Some lines in the entries contain the word "execute". Copy all of them.

"""

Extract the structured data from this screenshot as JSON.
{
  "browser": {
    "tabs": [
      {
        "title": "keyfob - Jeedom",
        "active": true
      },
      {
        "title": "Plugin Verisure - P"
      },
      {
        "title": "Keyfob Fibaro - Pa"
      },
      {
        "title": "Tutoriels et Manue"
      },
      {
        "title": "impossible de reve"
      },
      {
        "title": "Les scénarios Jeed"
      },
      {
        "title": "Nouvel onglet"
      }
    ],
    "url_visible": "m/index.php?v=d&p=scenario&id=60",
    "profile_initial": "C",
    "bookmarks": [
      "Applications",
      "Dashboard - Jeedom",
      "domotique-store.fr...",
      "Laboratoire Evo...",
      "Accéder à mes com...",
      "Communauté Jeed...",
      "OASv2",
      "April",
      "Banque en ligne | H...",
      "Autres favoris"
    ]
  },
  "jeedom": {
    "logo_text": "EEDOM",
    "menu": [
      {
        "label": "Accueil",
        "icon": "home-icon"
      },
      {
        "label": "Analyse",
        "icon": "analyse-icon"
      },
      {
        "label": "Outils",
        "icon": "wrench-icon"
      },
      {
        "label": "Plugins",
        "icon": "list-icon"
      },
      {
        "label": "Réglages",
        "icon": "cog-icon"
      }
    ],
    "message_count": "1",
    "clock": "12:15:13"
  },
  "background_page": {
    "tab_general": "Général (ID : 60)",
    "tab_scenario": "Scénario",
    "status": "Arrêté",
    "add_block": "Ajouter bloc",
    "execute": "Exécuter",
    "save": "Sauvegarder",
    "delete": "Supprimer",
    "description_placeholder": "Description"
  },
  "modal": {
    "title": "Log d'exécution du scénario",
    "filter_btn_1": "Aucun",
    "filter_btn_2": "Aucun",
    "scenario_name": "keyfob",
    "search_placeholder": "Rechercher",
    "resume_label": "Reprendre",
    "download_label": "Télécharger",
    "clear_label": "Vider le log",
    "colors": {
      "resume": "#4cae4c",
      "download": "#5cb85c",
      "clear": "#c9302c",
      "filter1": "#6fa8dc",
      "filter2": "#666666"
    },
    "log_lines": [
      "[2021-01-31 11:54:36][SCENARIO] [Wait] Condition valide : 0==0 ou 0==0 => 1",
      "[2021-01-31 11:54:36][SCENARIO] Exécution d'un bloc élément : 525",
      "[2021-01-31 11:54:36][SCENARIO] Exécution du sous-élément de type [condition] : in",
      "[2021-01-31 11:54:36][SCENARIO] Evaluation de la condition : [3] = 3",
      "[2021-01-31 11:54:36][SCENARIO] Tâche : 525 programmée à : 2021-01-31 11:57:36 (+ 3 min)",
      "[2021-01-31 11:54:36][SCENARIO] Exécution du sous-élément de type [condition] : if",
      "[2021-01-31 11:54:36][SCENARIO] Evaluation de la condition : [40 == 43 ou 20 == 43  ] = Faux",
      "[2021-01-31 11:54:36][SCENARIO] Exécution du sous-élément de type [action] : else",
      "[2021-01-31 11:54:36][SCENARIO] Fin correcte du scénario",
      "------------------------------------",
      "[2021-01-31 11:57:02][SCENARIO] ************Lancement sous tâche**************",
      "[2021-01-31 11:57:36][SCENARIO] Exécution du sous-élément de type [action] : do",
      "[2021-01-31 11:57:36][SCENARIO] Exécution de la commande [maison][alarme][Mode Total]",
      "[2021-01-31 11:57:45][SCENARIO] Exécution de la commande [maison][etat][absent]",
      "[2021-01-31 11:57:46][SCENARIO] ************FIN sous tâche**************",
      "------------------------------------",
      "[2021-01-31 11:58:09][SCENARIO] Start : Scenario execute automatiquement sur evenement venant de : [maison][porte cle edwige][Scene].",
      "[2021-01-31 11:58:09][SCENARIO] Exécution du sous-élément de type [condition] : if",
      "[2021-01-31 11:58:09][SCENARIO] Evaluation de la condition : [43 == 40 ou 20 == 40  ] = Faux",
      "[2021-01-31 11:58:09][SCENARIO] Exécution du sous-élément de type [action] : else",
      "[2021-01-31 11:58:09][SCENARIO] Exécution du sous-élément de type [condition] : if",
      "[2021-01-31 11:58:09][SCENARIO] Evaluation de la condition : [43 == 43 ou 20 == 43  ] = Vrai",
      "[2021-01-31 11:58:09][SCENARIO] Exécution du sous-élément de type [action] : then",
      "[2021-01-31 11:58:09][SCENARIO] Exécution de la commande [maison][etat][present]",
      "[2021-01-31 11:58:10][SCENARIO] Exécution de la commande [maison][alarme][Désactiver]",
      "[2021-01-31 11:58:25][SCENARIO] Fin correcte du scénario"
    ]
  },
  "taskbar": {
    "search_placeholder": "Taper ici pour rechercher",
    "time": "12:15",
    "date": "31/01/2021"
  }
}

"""

- RESULT FOR THIS EXERCISE -
    "execute": "Exécuter",
      "[2021-01-31 11:58:09][SCENARIO] Start : Scenario execute automatiquement sur evenement venant de : [maison][porte cle edwige][Scene].",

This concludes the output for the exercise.